I had the chance to talk with … Aras recently to get an update on their open source PLM offering. I find there is a lot of confusion about open source software, and talking to Aras offered a very simple view of what open source means to them (and their customers). In a nutshell, they say, open source PLM means “no more PLM license fees, ever.”
I had the chance to talk with … Dassault Systemes CEO Bernard Charles and his team at Dassault’s 2009 customer conference today. I attended the general sessions in the morning and then spent some time speaking with DS execs in a smaller group setting. Once again, Bernard and the team painted a very different picture of PLM than some might have in mind. Dassault does PLM, but the vision does not stop there. It doesn’t matter if you call it PLM 2.0 (as Dassault does) or put some other label on it – DS has a very unique view on what the future will look like. And they have plans to play a broader role than CAD, CAE or product design.

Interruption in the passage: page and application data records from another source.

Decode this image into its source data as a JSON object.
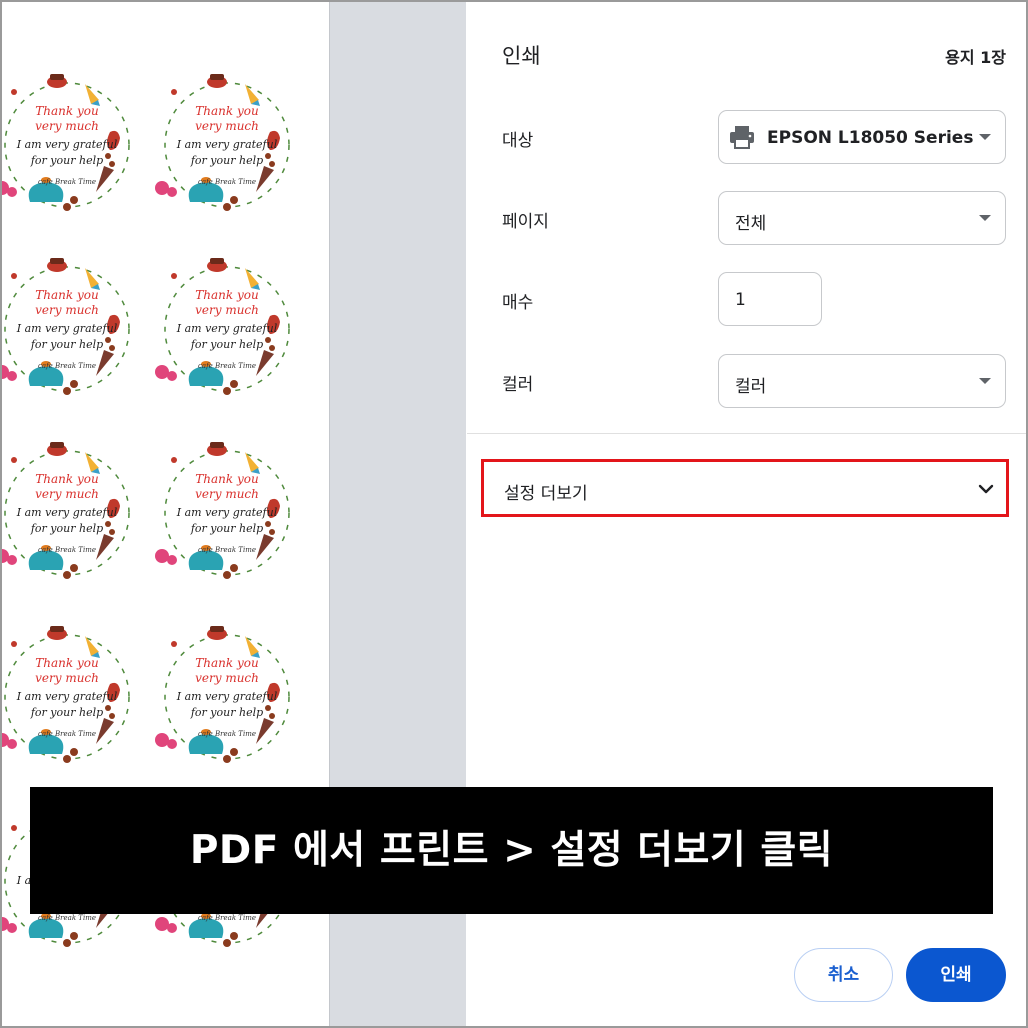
{
  "preview": {
    "sticker": {
      "line1": "Thank you",
      "line2": "very much",
      "line3": "I am very grateful",
      "line4": "for your help",
      "line5": "cafe Break Time"
    }
  },
  "dialog": {
    "title": "인쇄",
    "sheet_count": "용지 1장",
    "destination": {
      "label": "대상",
      "value": "EPSON L18050 Series",
      "icon": "printer-icon"
    },
    "pages": {
      "label": "페이지",
      "value": "전체"
    },
    "copies": {
      "label": "매수",
      "value": "1"
    },
    "color": {
      "label": "컬러",
      "value": "컬러"
    },
    "more_settings": {
      "label": "설정 더보기",
      "icon": "chevron-down-icon",
      "highlight_color": "#e3151a"
    },
    "cancel_label": "취소",
    "print_label": "인쇄"
  },
  "caption": "PDF 에서 프린트 > 설정 더보기 클릭",
  "colors": {
    "accent": "#0b57d0",
    "highlight": "#e3151a",
    "sticker_red": "#d9302c"
  }
}
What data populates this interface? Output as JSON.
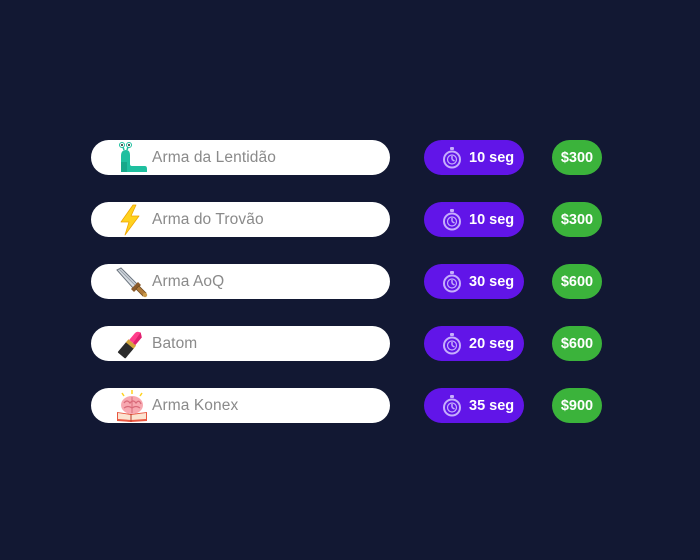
{
  "items": [
    {
      "name": "Arma da Lentidão",
      "icon": "slug-icon",
      "time": "10 seg",
      "price": "$300"
    },
    {
      "name": "Arma do Trovão",
      "icon": "lightning-icon",
      "time": "10 seg",
      "price": "$300"
    },
    {
      "name": "Arma AoQ",
      "icon": "sword-icon",
      "time": "30 seg",
      "price": "$600"
    },
    {
      "name": "Batom",
      "icon": "lipstick-icon",
      "time": "20 seg",
      "price": "$600"
    },
    {
      "name": "Arma Konex",
      "icon": "brain-book-icon",
      "time": "35 seg",
      "price": "$900"
    }
  ],
  "colors": {
    "background": "#121833",
    "item_pill": "#ffffff",
    "item_text": "#8a8a8a",
    "time_pill": "#6115e8",
    "price_pill": "#3bb33b"
  }
}
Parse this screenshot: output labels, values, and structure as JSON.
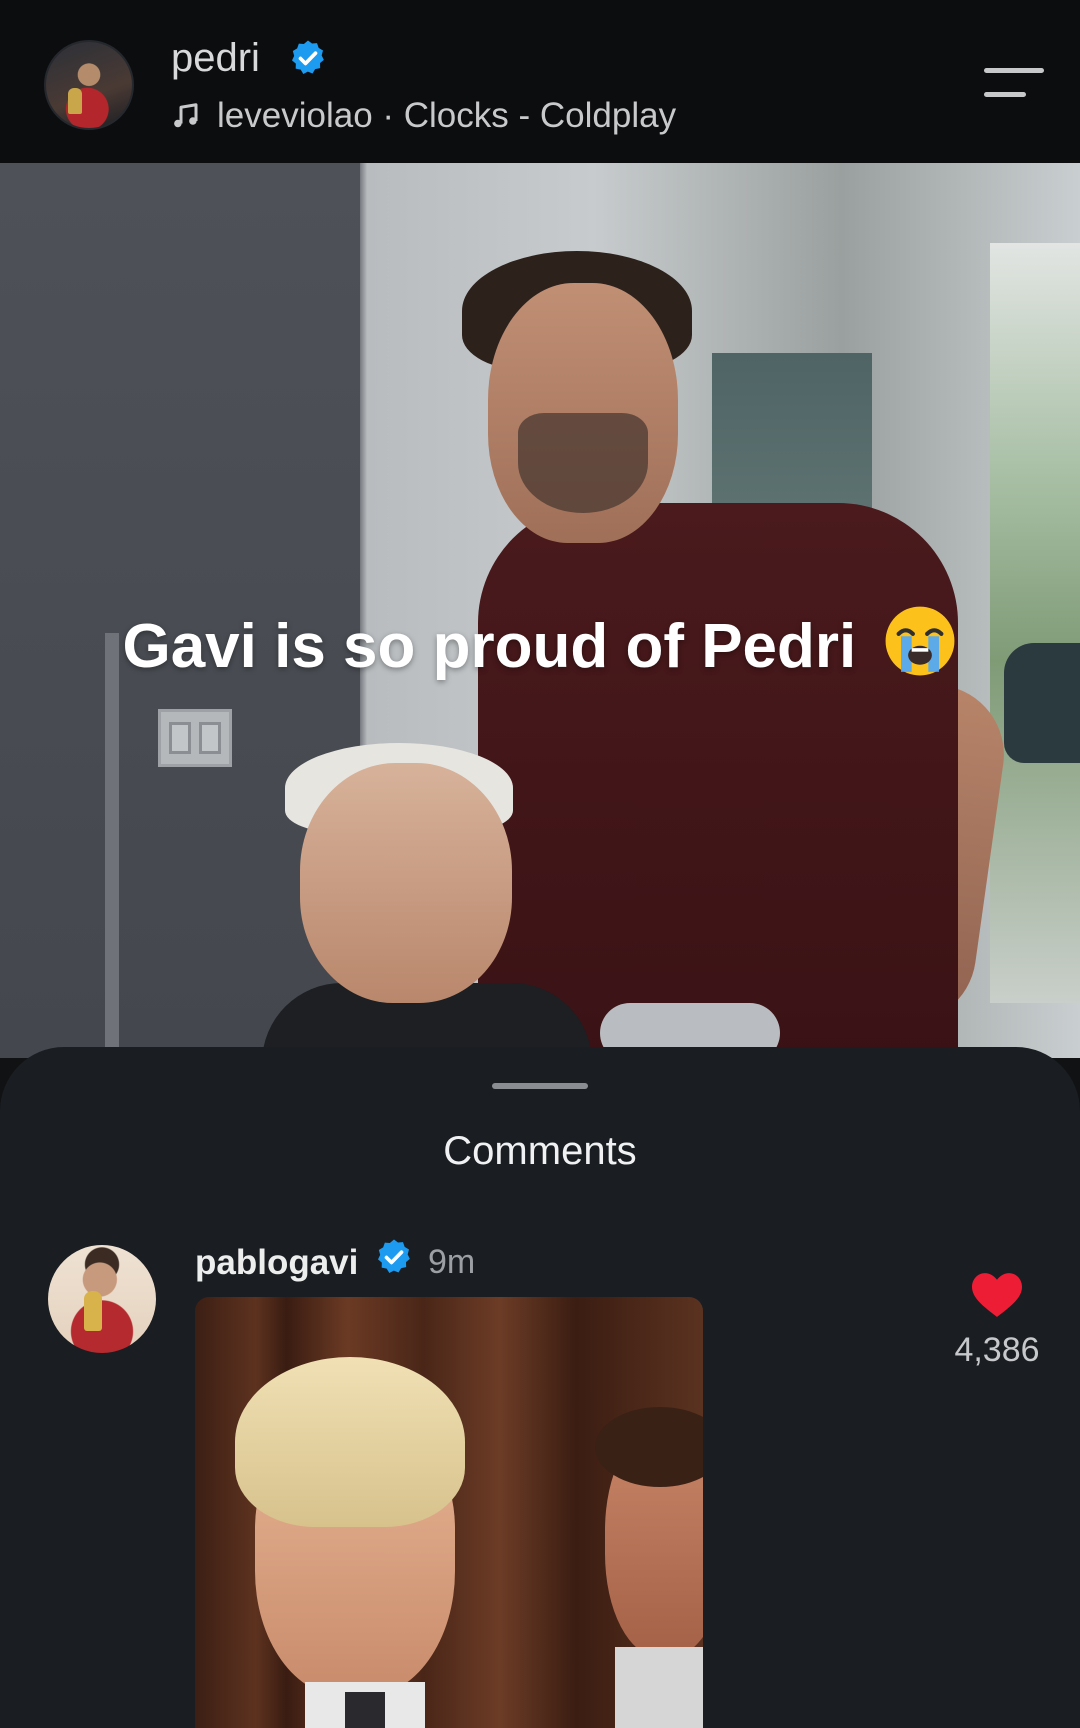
{
  "header": {
    "username": "pedri",
    "verified_icon": "verified-badge-icon",
    "music_icon": "music-note-icon",
    "music_text": "leveviolao · Clocks - Coldplay",
    "menu_icon": "menu-icon"
  },
  "video": {
    "caption": "Gavi is so proud of Pedri",
    "caption_emoji": "loudly-crying-face-emoji"
  },
  "comments": {
    "title": "Comments",
    "items": [
      {
        "username": "pablogavi",
        "verified": true,
        "time": "9m",
        "likes": "4,386",
        "liked": true
      }
    ]
  },
  "colors": {
    "verified_blue": "#1d9bf0",
    "like_red": "#ee1d36",
    "sheet_bg": "#1a1d21",
    "topbar_bg": "#0c0d0f"
  }
}
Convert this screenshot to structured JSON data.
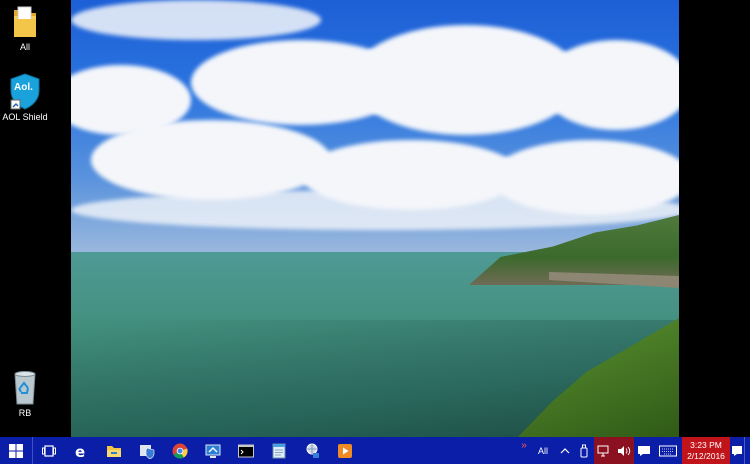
{
  "desktop": {
    "icons": [
      {
        "label": "All",
        "icon": "folder-icon"
      },
      {
        "label": "AOL Shield",
        "icon": "aol-shield-icon",
        "logo_text": "Aol."
      },
      {
        "label": "RB",
        "icon": "recycle-bin-icon"
      }
    ]
  },
  "wallpaper": {
    "description_icon": "coastal-seascape-wallpaper"
  },
  "taskbar": {
    "start": "windows-start-icon",
    "task_view": "task-view-icon",
    "pinned": [
      {
        "name": "edge",
        "icon": "edge-icon"
      },
      {
        "name": "file-explorer",
        "icon": "file-explorer-icon"
      },
      {
        "name": "security",
        "icon": "security-shield-icon"
      },
      {
        "name": "chrome",
        "icon": "chrome-icon"
      },
      {
        "name": "remote-desktop",
        "icon": "remote-desktop-icon"
      },
      {
        "name": "command-prompt",
        "icon": "command-prompt-icon"
      },
      {
        "name": "notepad",
        "icon": "notepad-icon"
      },
      {
        "name": "network",
        "icon": "network-icon"
      },
      {
        "name": "media-player",
        "icon": "media-player-icon"
      }
    ],
    "tray": {
      "toolbar_chevron": "»",
      "toolbar_label": "All",
      "clock_time": "3:23 PM",
      "clock_date": "2/12/2016"
    },
    "colors": {
      "bar": "#0b1ea8",
      "clock": "#c1141a"
    }
  }
}
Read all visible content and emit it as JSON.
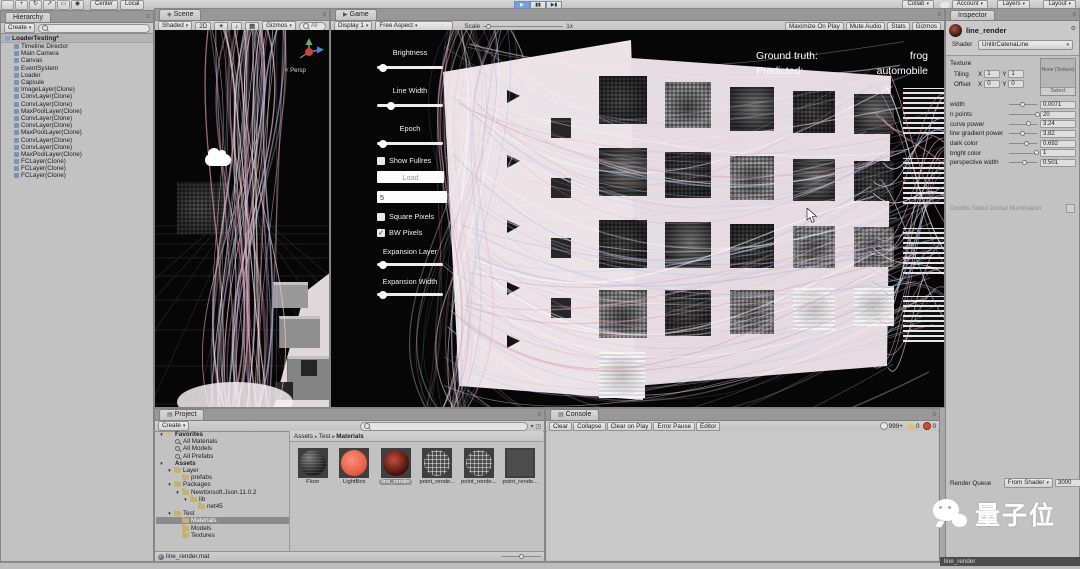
{
  "toolbar": {
    "pivot": "Center",
    "space": "Local",
    "collab": "Collab",
    "account": "Account",
    "layers": "Layers",
    "layout": "Layout"
  },
  "hierarchy": {
    "tab": "Hierarchy",
    "create_label": "Create",
    "root": "LoaderTesting*",
    "items": [
      "Timeline Director",
      "Main Camera",
      "Canvas",
      "EventSystem",
      "Loader",
      "Capsule",
      "ImageLayer(Clone)",
      "ConvLayer(Clone)",
      "ConvLayer(Clone)",
      "MaxPoolLayer(Clone)",
      "ConvLayer(Clone)",
      "ConvLayer(Clone)",
      "MaxPoolLayer(Clone)",
      "ConvLayer(Clone)",
      "ConvLayer(Clone)",
      "MaxPoolLayer(Clone)",
      "FCLayer(Clone)",
      "FCLayer(Clone)",
      "FCLayer(Clone)"
    ]
  },
  "scene": {
    "tab": "Scene",
    "shaded": "Shaded",
    "mode2d": "2D",
    "gizmos": "Gizmos",
    "search": "All",
    "persp": "< Persp"
  },
  "game": {
    "tab": "Game",
    "display": "Display 1",
    "aspect": "Free Aspect",
    "scale_label": "Scale",
    "scale_value": "1x",
    "right_buttons": [
      "Maximize On Play",
      "Mute Audio",
      "Stats",
      "Gizmos"
    ],
    "controls": {
      "brightness": "Brightness",
      "line_width": "Line Width",
      "epoch": "Epoch",
      "show_fullres": "Show Fullres",
      "load": "Load",
      "input_value": "5",
      "square_pixels": "Square Pixels",
      "bw_pixels": "BW Pixels",
      "expansion_layer": "Expansion Layer",
      "expansion_width": "Expansion Width"
    },
    "readout": {
      "gt_label": "Ground truth:",
      "gt_value": "frog",
      "pred_label": "Predicted:",
      "pred_value": "automobile"
    }
  },
  "inspector": {
    "tab": "Inspector",
    "material": "line_render",
    "shader_label": "Shader",
    "shader_value": "Unlit/CatenaLine",
    "texture_section": "Texture",
    "tiling_label": "Tiling",
    "offset_label": "Offset",
    "axis_x": "X",
    "axis_y": "Y",
    "tiling_x": "1",
    "tiling_y": "1",
    "offset_x": "0",
    "offset_y": "0",
    "texture_none": "None (Texture)",
    "select_label": "Select",
    "properties": [
      {
        "label": "width",
        "value": "0.0071",
        "pct": 38
      },
      {
        "label": "n points",
        "value": "20",
        "pct": 93
      },
      {
        "label": "curve power",
        "value": "3.24",
        "pct": 60
      },
      {
        "label": "line gradient power",
        "value": "3.82",
        "pct": 38
      },
      {
        "label": "dark color",
        "value": "0.692",
        "pct": 53
      },
      {
        "label": "bright color",
        "value": "1",
        "pct": 90
      },
      {
        "label": "perspective width",
        "value": "0.501",
        "pct": 48
      }
    ],
    "rq_label": "Render Queue",
    "rq_mode": "From Shader",
    "rq_value": "3000",
    "dsgi_label": "Double Sided Global Illumination",
    "footer": "line_render"
  },
  "project": {
    "tab": "Project",
    "create_label": "Create",
    "tree": [
      {
        "label": "Favorites",
        "indent": 0,
        "icon": "star",
        "arrow": "▼",
        "bold": true
      },
      {
        "label": "All Materials",
        "indent": 1,
        "icon": "search"
      },
      {
        "label": "All Models",
        "indent": 1,
        "icon": "search"
      },
      {
        "label": "All Prefabs",
        "indent": 1,
        "icon": "search"
      },
      {
        "label": "Assets",
        "indent": 0,
        "icon": "none",
        "arrow": "▼",
        "bold": true
      },
      {
        "label": "Layer",
        "indent": 1,
        "icon": "folder",
        "arrow": "▼"
      },
      {
        "label": "prefabs",
        "indent": 2,
        "icon": "folder"
      },
      {
        "label": "Packages",
        "indent": 1,
        "icon": "folder",
        "arrow": "▼"
      },
      {
        "label": "Newtonsoft.Json.11.0.2",
        "indent": 2,
        "icon": "folder",
        "arrow": "▼"
      },
      {
        "label": "lib",
        "indent": 3,
        "icon": "folder",
        "arrow": "▼"
      },
      {
        "label": "net45",
        "indent": 4,
        "icon": "folder"
      },
      {
        "label": "Test",
        "indent": 1,
        "icon": "folder",
        "arrow": "▼"
      },
      {
        "label": "Materials",
        "indent": 2,
        "icon": "folder",
        "selected": true
      },
      {
        "label": "Models",
        "indent": 2,
        "icon": "folder"
      },
      {
        "label": "Textures",
        "indent": 2,
        "icon": "folder"
      }
    ],
    "breadcrumb": [
      "Assets",
      "Test",
      "Materials"
    ],
    "materials": [
      {
        "name": "Floor",
        "kind": "sphere-dark"
      },
      {
        "name": "LightBox",
        "kind": "disc-orange"
      },
      {
        "name": "line_render",
        "kind": "sphere-red",
        "selected": true
      },
      {
        "name": "point_rende...",
        "kind": "sphere-wire"
      },
      {
        "name": "point_rende...",
        "kind": "sphere-wire"
      },
      {
        "name": "point_rende...",
        "kind": "square-dark"
      }
    ],
    "footer": "line_render.mat"
  },
  "console": {
    "tab": "Console",
    "buttons": [
      "Clear",
      "Collapse",
      "Clear on Play",
      "Error Pause",
      "Editor"
    ],
    "info_count": "999+",
    "warn_count": "0",
    "error_count": "0"
  },
  "status": {
    "selection": "line_render"
  },
  "watermark": {
    "text": "量子位"
  },
  "viz_colors": {
    "pinks": [
      "#e8b2c4",
      "#f2d0da",
      "#d694ae",
      "#f7e3e8"
    ],
    "blues": [
      "#aab8de",
      "#ccd4ef",
      "#b9c3e6"
    ],
    "white": "#ffffff"
  }
}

I had the chance to talk with … Siemens (the manufacturer) and Siemens PLM (their PLM software group) last week as a participant in an PLM industry analysts meeting. The meeting was full of interesting updates on their PLM products, but one thing that really struck me was Siemens talking about Siemens. As many people know, Siemens was a big user of Siemens PLM solutions prior to acquiring them (back when they were known as UGS). When Siemens acquired UGS I saw some real promise and some real potential problems, it was interesting to get an update and a new perspective.
I had the chance to talk with … Jim Todhunter and the team at Invention Machine about the new product release they announced today. There are lot of things that I like in the release designed to help further Invention Machine’s ability to operationalize innovation. But what really struck me was the goal of this release to improve “Every Day Innovation” in a procedural, sustainable way.